Buchanan County candidates meet for deba
By Brian Ramsay
February 18, 2013
There is a story that has hit headlines recently about a Missouri soldier who was killed by another soldier in an accidental shooting over a case of hiccups.
Both soldiers Patrick Edward Myers of Spartanburg, S.C., and Isaac Lawrence Young of Ash Grove, Mo., were friends stationed at Fort Hood in Killeen, Texas.
They were both sitting around on a Sunday night watching football, drinking a few beers and just doing the general friend thing. There was also a third unnamed individual in attendance.
Once Young started in with a case of the hiccups, Myers produced a gun in an attempt to scare the hiccups out of Young. Unfortunately for Young, Myers ended up shooting Young in the face and killing him.
Myers had stated that he thought the gun had rubber bullet rounds in the clip and it was all a total accident.
Myers was charged on Tuesday, Sept. 25, 2012, of manslaughter, and Justice of the Peace Garland Potvin set his bond at $1 million.
This story actually kind of harkens back to a story from last year, right here in St. Joseph.
Officer Jason Strong had shot officer Dan De Kraai in the back and killed him during a training session at an empty St. Joseph school building on Sept. 15, 2011.
Apparently De Kraai had asked to be shot in the back so he would know what being struck by a rubber bullet felt like.
Strong had simply said that he “did have” a special gun that fired rubber bullet rounds and hadn’t realized he had switched back to his official firearm before the incident took place.
In Young’s case, he could have just as easily asked Myers to do something about his inconvenient hiccups, so these both are really about identical cases.
If Strong can walk free on the streets today by saying “It was an accident, I thought there were rubber bullets in the gun,” then Myers should also get to walk free for saying the exact same thing. Either that, or Strong should have been charged with manslaughter and have a $1 million bond as well.
It seems as though some sort of favoritism is shown towards certain individuals. If that favoritism is shown towards people who hold certain jobs or have money is certainly debatable, but one needs not look farther than these cases to see that there is indeed a problem with the court system.

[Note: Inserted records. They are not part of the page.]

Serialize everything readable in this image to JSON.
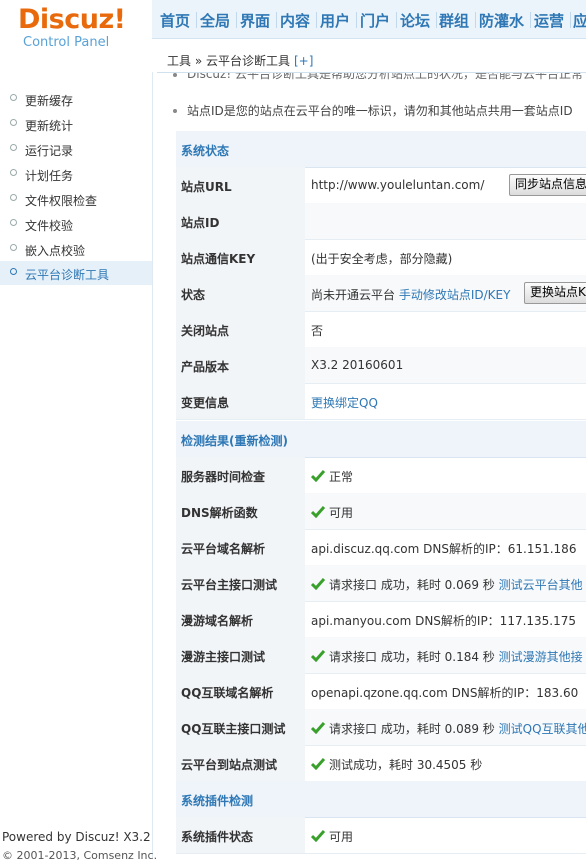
{
  "logo": {
    "main": "Discuz!",
    "sub": "Control Panel"
  },
  "topnav": [
    "首页",
    "全局",
    "界面",
    "内容",
    "用户",
    "门户",
    "论坛",
    "群组",
    "防灌水",
    "运营",
    "应"
  ],
  "breadcrumb": {
    "path": "工具 » 云平台诊断工具",
    "add": "[+]"
  },
  "sidebar": {
    "items": [
      "更新缓存",
      "更新统计",
      "运行记录",
      "计划任务",
      "文件权限检查",
      "文件校验",
      "嵌入点校验",
      "云平台诊断工具"
    ],
    "active_index": 7
  },
  "footer": {
    "powered": "Powered by Discuz! X3.2",
    "copyright": "© 2001-2013, Comsenz Inc."
  },
  "tips": [
    "Discuz! 云平台诊断工具是帮助您分析站点上的状况，是否能与云平台正常",
    "站点ID是您的站点在云平台的唯一标识，请勿和其他站点共用一套站点ID"
  ],
  "system_status": {
    "title": "系统状态",
    "rows": {
      "site_url": {
        "label": "站点URL",
        "value": "http://www.youleluntan.com/",
        "button": "同步站点信息"
      },
      "site_id": {
        "label": "站点ID",
        "value": ""
      },
      "site_key": {
        "label": "站点通信KEY",
        "value": "(出于安全考虑，部分隐藏)"
      },
      "status": {
        "label": "状态",
        "value": "尚未开通云平台",
        "link": "手动修改站点ID/KEY",
        "button": "更换站点K"
      },
      "closed": {
        "label": "关闭站点",
        "value": "否"
      },
      "version": {
        "label": "产品版本",
        "value": "X3.2 20160601"
      },
      "change": {
        "label": "变更信息",
        "link": "更换绑定QQ"
      }
    }
  },
  "check_results": {
    "title": "检测结果(重新检测)",
    "rows": {
      "time": {
        "label": "服务器时间检查",
        "value": "正常"
      },
      "dns": {
        "label": "DNS解析函数",
        "value": "可用"
      },
      "cloud_domain": {
        "label": "云平台域名解析",
        "value": "api.discuz.qq.com DNS解析的IP：61.151.186"
      },
      "cloud_api": {
        "label": "云平台主接口测试",
        "value": "请求接口 成功，耗时 0.069 秒",
        "link": "测试云平台其他"
      },
      "manyou_domain": {
        "label": "漫游域名解析",
        "value": "api.manyou.com DNS解析的IP：117.135.175"
      },
      "manyou_api": {
        "label": "漫游主接口测试",
        "value": "请求接口 成功，耗时 0.184 秒",
        "link": "测试漫游其他接"
      },
      "qq_domain": {
        "label": "QQ互联域名解析",
        "value": "openapi.qzone.qq.com DNS解析的IP：183.60"
      },
      "qq_api": {
        "label": "QQ互联主接口测试",
        "value": "请求接口 成功，耗时 0.089 秒",
        "link": "测试QQ互联其他"
      },
      "site_test": {
        "label": "云平台到站点测试",
        "value": "测试成功，耗时 30.4505 秒"
      }
    }
  },
  "plugin_check": {
    "title": "系统插件检测",
    "rows": {
      "plugin_status": {
        "label": "系统插件状态",
        "value": "可用"
      }
    }
  },
  "colors": {
    "accent": "#2f78b5",
    "logo": "#e86a0c",
    "check": "#3aa02c"
  }
}
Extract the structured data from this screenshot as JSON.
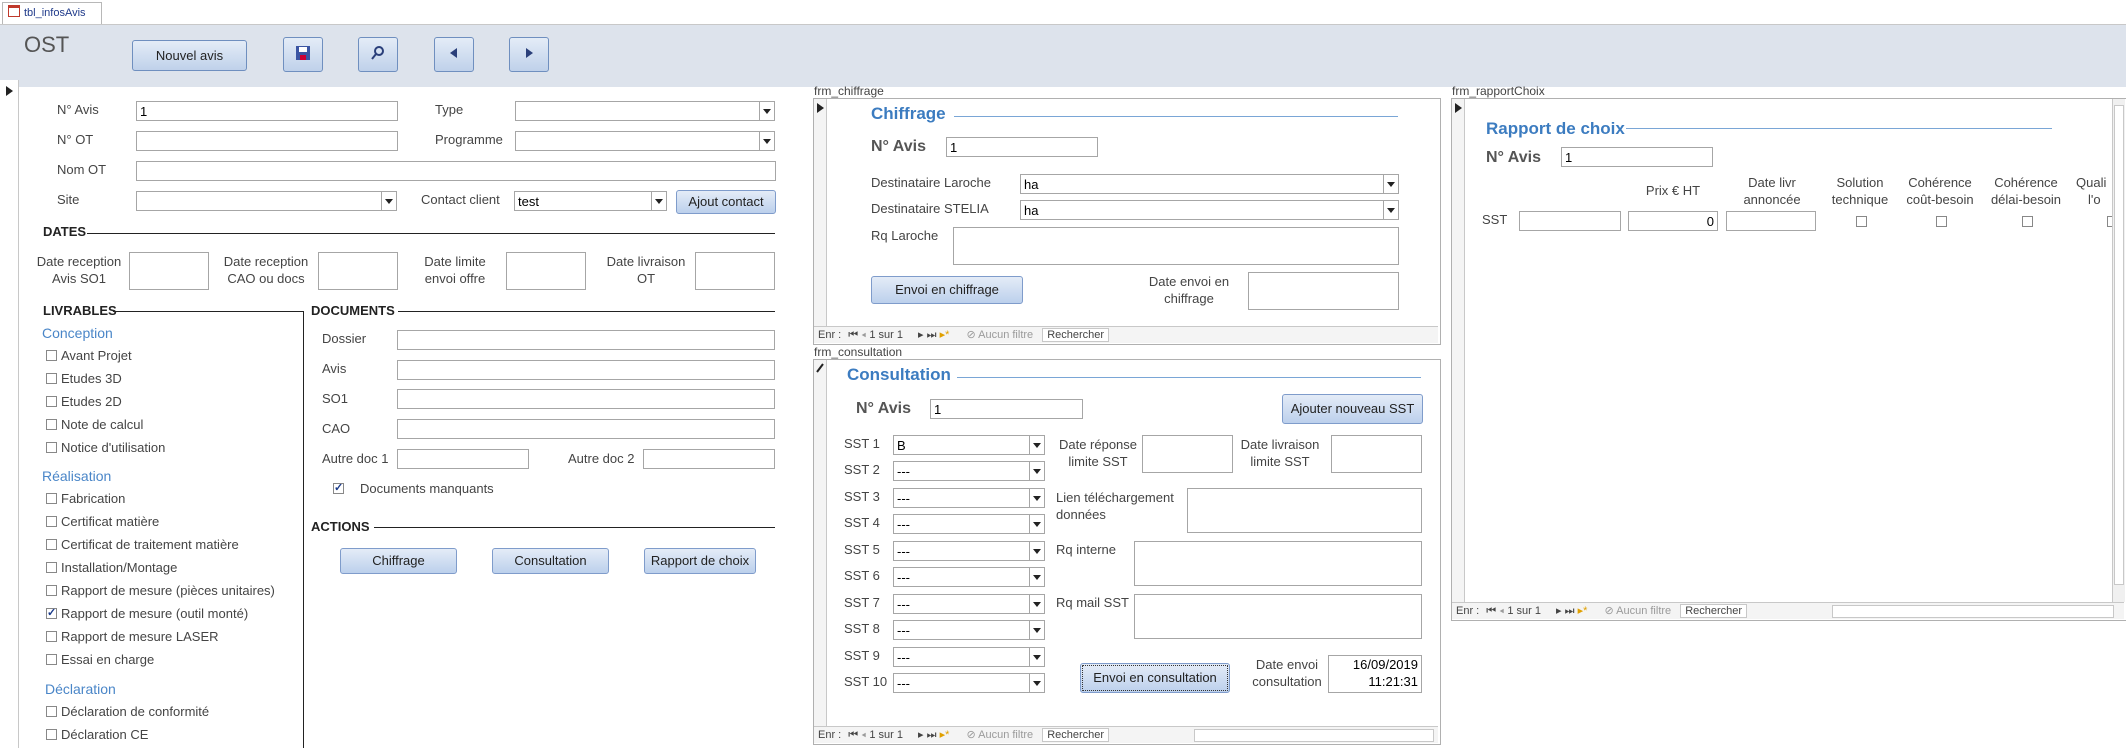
{
  "tab": {
    "label": "tbl_infosAvis"
  },
  "header": {
    "title": "OST",
    "new_button": "Nouvel avis",
    "save_icon": "save-icon",
    "search_icon": "search-icon",
    "prev_icon": "arrow-left-icon",
    "next_icon": "arrow-right-icon"
  },
  "form": {
    "num_avis_label": "N° Avis",
    "num_avis_value": "1",
    "num_ot_label": "N° OT",
    "num_ot_value": "",
    "nom_ot_label": "Nom OT",
    "nom_ot_value": "",
    "site_label": "Site",
    "site_value": "",
    "type_label": "Type",
    "type_value": "",
    "programme_label": "Programme",
    "programme_value": "",
    "contact_label": "Contact client",
    "contact_value": "test",
    "ajout_contact": "Ajout contact",
    "dates_title": "DATES",
    "date_labels": [
      {
        "l1": "Date reception",
        "l2": "Avis SO1"
      },
      {
        "l1": "Date reception",
        "l2": "CAO ou docs"
      },
      {
        "l1": "Date limite",
        "l2": "envoi offre"
      },
      {
        "l1": "Date livraison",
        "l2": "OT"
      }
    ],
    "livrables_title": "LIVRABLES",
    "groups": [
      {
        "title": "Conception",
        "items": [
          {
            "label": "Avant Projet",
            "checked": false
          },
          {
            "label": "Etudes 3D",
            "checked": false
          },
          {
            "label": "Etudes 2D",
            "checked": false
          },
          {
            "label": "Note de calcul",
            "checked": false
          },
          {
            "label": "Notice d'utilisation",
            "checked": false
          }
        ]
      },
      {
        "title": "Réalisation",
        "items": [
          {
            "label": "Fabrication",
            "checked": false
          },
          {
            "label": "Certificat matière",
            "checked": false
          },
          {
            "label": "Certificat de traitement matière",
            "checked": false
          },
          {
            "label": "Installation/Montage",
            "checked": false
          },
          {
            "label": "Rapport de mesure (pièces unitaires)",
            "checked": false
          },
          {
            "label": "Rapport de mesure (outil monté)",
            "checked": true
          },
          {
            "label": "Rapport de mesure LASER",
            "checked": false
          },
          {
            "label": "Essai en charge",
            "checked": false
          }
        ]
      },
      {
        "title": "Déclaration",
        "items": [
          {
            "label": "Déclaration de conformité",
            "checked": false
          },
          {
            "label": "Déclaration CE",
            "checked": false
          }
        ]
      }
    ],
    "documents_title": "DOCUMENTS",
    "docs": [
      "Dossier",
      "Avis",
      "SO1",
      "CAO"
    ],
    "autre_doc1": "Autre doc 1",
    "autre_doc2": "Autre doc 2",
    "docs_manquants": "Documents manquants",
    "docs_manquants_checked": true,
    "actions_title": "ACTIONS",
    "actions": [
      "Chiffrage",
      "Consultation",
      "Rapport de choix"
    ]
  },
  "chiffrage": {
    "caption": "frm_chiffrage",
    "title": "Chiffrage",
    "num_label": "N° Avis",
    "num_value": "1",
    "dest_laroche_label": "Destinataire Laroche",
    "dest_laroche_value": "ha",
    "dest_stelia_label": "Destinataire STELIA",
    "dest_stelia_value": "ha",
    "rq_laroche_label": "Rq Laroche",
    "envoi_button": "Envoi en chiffrage",
    "date_envoi_l1": "Date envoi en",
    "date_envoi_l2": "chiffrage",
    "nav": {
      "prefix": "Enr :",
      "record": "1 sur 1",
      "filter": "Aucun filtre",
      "search": "Rechercher"
    }
  },
  "consultation": {
    "caption": "frm_consultation",
    "title": "Consultation",
    "num_label": "N° Avis",
    "num_value": "1",
    "add_button": "Ajouter nouveau SST",
    "sst": [
      {
        "label": "SST 1",
        "value": "B"
      },
      {
        "label": "SST 2",
        "value": "---"
      },
      {
        "label": "SST 3",
        "value": "---"
      },
      {
        "label": "SST 4",
        "value": "---"
      },
      {
        "label": "SST 5",
        "value": "---"
      },
      {
        "label": "SST 6",
        "value": "---"
      },
      {
        "label": "SST 7",
        "value": "---"
      },
      {
        "label": "SST 8",
        "value": "---"
      },
      {
        "label": "SST 9",
        "value": "---"
      },
      {
        "label": "SST 10",
        "value": "---"
      }
    ],
    "date_reponse_l1": "Date réponse",
    "date_reponse_l2": "limite SST",
    "date_livraison_l1": "Date livraison",
    "date_livraison_l2": "limite SST",
    "lien_l1": "Lien téléchargement",
    "lien_l2": "données",
    "rq_interne": "Rq interne",
    "rq_mail": "Rq mail SST",
    "envoi_button": "Envoi en consultation",
    "date_envoi_l1": "Date envoi",
    "date_envoi_l2": "consultation",
    "date_envoi_date": "16/09/2019",
    "date_envoi_time": "11:21:31",
    "nav": {
      "prefix": "Enr :",
      "record": "1 sur 1",
      "filter": "Aucun filtre",
      "search": "Rechercher"
    }
  },
  "rapport": {
    "caption": "frm_rapportChoix",
    "title": "Rapport de choix",
    "num_label": "N° Avis",
    "num_value": "1",
    "columns": [
      {
        "l1": "Prix € HT",
        "l2": ""
      },
      {
        "l1": "Date livr",
        "l2": "annoncée"
      },
      {
        "l1": "Solution",
        "l2": "technique"
      },
      {
        "l1": "Cohérence",
        "l2": "coût-besoin"
      },
      {
        "l1": "Cohérence",
        "l2": "délai-besoin"
      },
      {
        "l1": "Quali",
        "l2": "l'o"
      }
    ],
    "row_label": "SST",
    "price_value": "0",
    "nav": {
      "prefix": "Enr :",
      "record": "1 sur 1",
      "filter": "Aucun filtre",
      "search": "Rechercher"
    }
  }
}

Whatever the case, it seems as though good gun safety practices seem to be a thing of the past.